“We will discuss [restructuring of the loan] in the context of the decisions the parliament adopts,” he said. “We are prepared to discuss within these parameters.”
State-controlled Russian bank VTB has a subsidiary in Cyprus, Russian Commercial Bank, which has not been directly affected by a bailout deal which focuses on big local banks that lost badly in the restructuring of debts in neighbouring Greece.
The terms of the €10-billion rescue from the European Union, International Monetary Fund and European Central Bank have stirred popular anger within Cyprus at the country’s partners in the EU, notably Germany, the bloc’s main paymaster and fiercest advocate of austerity.
On Tuesday, many hundreds of high school students protested at parliament, in the first major expression of popular anger since the bailout was agreed in the early hours of Monday in Brussels. The deal largely side-stepped the Cypriot parliament, and has triggered opposition calls for a referendum.
“They’ve just got rid of all our dreams,” said one student, named Thomas.
Outside the central bank on Tuesday, about 200 employees of the country’s biggest commercial lender, the Bank of Cyprus , demanded the resignation of central bank governor Panicos Demetriades, chanting “Hands off Cyprus” and “Disgrace”.
Dimos Dimosthenous, a veteran Bank of Cyprus employee, said: “The bank is being driven to closure. That will be the end.”
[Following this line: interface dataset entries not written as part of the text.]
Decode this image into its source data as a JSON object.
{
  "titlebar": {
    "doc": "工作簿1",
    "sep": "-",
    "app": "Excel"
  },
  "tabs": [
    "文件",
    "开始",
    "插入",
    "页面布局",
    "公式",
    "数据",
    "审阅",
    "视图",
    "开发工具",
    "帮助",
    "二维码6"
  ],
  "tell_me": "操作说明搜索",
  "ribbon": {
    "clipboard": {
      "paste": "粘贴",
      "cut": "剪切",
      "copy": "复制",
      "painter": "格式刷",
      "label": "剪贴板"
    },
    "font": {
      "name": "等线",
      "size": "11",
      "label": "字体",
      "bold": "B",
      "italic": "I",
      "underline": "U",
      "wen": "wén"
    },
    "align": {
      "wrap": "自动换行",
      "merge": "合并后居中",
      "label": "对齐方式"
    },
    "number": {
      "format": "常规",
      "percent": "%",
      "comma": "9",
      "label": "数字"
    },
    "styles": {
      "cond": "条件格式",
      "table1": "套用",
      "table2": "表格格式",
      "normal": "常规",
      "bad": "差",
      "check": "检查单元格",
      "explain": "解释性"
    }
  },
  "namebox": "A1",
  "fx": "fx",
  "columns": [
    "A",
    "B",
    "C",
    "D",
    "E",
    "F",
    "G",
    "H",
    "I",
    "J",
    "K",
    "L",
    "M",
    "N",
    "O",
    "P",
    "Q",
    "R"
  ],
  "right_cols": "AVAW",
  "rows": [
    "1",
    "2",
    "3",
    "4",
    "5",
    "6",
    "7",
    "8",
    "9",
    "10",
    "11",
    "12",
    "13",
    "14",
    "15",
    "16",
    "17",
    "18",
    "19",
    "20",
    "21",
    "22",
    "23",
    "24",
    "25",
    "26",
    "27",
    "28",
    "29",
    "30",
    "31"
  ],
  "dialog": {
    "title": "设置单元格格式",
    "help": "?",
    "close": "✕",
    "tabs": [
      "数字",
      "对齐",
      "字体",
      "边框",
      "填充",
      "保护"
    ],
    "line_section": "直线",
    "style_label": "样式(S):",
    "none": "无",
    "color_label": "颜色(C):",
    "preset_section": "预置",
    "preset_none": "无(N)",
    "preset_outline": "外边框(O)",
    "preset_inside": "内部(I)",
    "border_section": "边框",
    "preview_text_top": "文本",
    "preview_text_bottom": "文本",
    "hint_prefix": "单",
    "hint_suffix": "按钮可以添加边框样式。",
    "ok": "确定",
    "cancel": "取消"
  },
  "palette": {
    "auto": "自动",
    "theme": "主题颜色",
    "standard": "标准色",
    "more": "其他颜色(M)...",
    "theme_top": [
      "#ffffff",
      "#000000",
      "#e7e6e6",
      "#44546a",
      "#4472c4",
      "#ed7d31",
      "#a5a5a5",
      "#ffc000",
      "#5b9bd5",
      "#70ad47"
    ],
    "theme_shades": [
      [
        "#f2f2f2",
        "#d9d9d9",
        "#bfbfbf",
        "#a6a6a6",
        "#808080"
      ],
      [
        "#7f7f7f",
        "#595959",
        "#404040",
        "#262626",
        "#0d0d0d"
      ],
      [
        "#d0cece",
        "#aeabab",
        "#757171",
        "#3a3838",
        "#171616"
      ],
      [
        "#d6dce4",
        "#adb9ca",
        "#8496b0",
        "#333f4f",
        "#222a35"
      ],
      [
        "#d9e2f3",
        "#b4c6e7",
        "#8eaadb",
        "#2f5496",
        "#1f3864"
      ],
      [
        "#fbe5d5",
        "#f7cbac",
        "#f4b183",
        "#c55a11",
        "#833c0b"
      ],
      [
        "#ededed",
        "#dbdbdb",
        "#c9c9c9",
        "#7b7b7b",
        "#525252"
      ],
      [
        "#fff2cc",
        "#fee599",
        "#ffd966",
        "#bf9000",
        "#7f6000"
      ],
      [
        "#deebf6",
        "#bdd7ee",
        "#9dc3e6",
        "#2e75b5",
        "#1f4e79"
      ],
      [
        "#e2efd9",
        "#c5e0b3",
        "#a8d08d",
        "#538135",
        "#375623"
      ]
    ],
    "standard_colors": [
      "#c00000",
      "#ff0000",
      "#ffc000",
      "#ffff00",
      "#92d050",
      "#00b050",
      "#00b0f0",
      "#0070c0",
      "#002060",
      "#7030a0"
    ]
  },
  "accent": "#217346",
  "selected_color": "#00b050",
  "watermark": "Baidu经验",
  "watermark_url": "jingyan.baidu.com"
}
A Bank of Cyprus official said its chief executive, Yiannis Kypri, had been removed on the orders of the central bank.
It follows the appointment of a special administrator to run the bank, which is being restructured as part of the bailout deal, and an offer to resign by its chairman, Andreas Artemis.
The second-largest lender, Cyprus Popular Bank, also known as Laiki, is to be shut down, and accounts of under €100,000 and some loans will be moved to the Bank of Cyprus. Deposits at both banks over the €100,000-euro mark, which is an EU benchmark for state insurance, will be frozen.
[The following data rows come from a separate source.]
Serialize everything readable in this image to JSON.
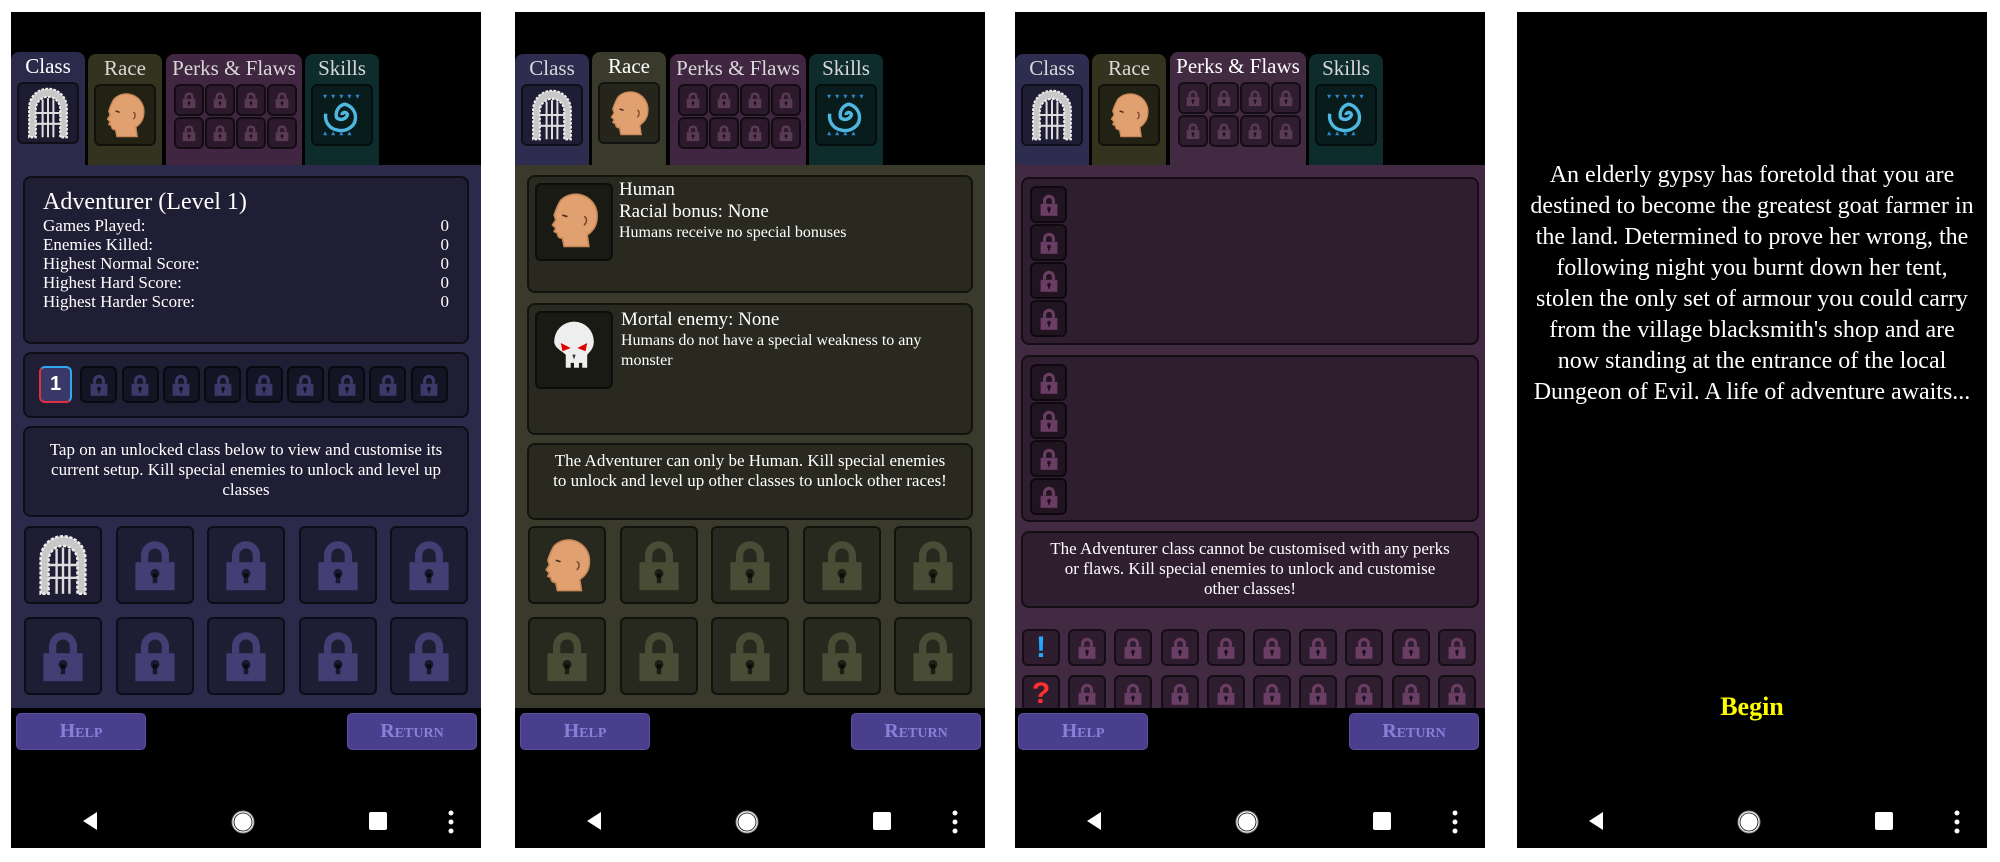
{
  "tabs": {
    "class": "Class",
    "race": "Race",
    "perks": "Perks & Flaws",
    "skills": "Skills"
  },
  "colors": {
    "class_tab": "#2e2d50",
    "race_tab": "#34331f",
    "perks_tab": "#402640",
    "skills_tab": "#0e2c2c",
    "class_bg": "#2b2a4a",
    "race_bg": "#393a2b",
    "perks_bg": "#422a42",
    "button": "#4a3f8c",
    "button_text": "#8a7fd8",
    "begin": "#ffff00"
  },
  "class_screen": {
    "title": "Adventurer (Level 1)",
    "stats": [
      {
        "label": "Games Played:",
        "value": "0"
      },
      {
        "label": "Enemies Killed:",
        "value": "0"
      },
      {
        "label": "Highest Normal Score:",
        "value": "0"
      },
      {
        "label": "Highest Hard Score:",
        "value": "0"
      },
      {
        "label": "Highest Harder Score:",
        "value": "0"
      }
    ],
    "level_badge": "1",
    "info": "Tap on an unlocked class below to view and customise its current setup. Kill special enemies to unlock and level up classes"
  },
  "race_screen": {
    "race_name": "Human",
    "racial_bonus": "Racial bonus: None",
    "bonus_desc": "Humans receive no special bonuses",
    "mortal_enemy": "Mortal enemy: None",
    "enemy_desc": "Humans do not have a special weakness to any monster",
    "info": "The Adventurer can only be Human. Kill special enemies to unlock and level up other classes to unlock other races!"
  },
  "perks_screen": {
    "info": "The Adventurer class cannot be customised with any perks or flaws. Kill special enemies to unlock and customise other classes!",
    "perk_marker": "!",
    "flaw_marker": "?"
  },
  "buttons": {
    "help": "Help",
    "return": "Return"
  },
  "story_screen": {
    "text": "An elderly gypsy has foretold that you are destined to become the greatest goat farmer in the land. Determined to prove her wrong, the following night you burnt down her tent, stolen the only set of armour you could carry from the village blacksmith's shop and are now standing at the entrance of the local Dungeon of Evil. A life of adventure awaits...",
    "begin": "Begin"
  },
  "nav_icons": [
    "back-icon",
    "home-icon",
    "recents-icon",
    "more-icon"
  ]
}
Government officials have estimated that these larger depositors, many of them wealthy foreigners including Russians, could lose around 40 per cent of their cash.
On Wednesday, the government was appointing special crisis teams of economic experts to advise ministers.
Many Cypriots say they do not feel reassured by the bailout deal, however, and are expected to besiege banks as soon as they reopen after a shutdown that began over a week ago.
A 42-year-old Romanian hotel maid, who gave her name as Maria, said she was worried she would not be able to cash her pay cheque due on Friday. The hotel, she said, was unable to pay staff in cash because most guests paid by credit card.
“What will I do?” she asked. “Hold up the cheque and look at it?”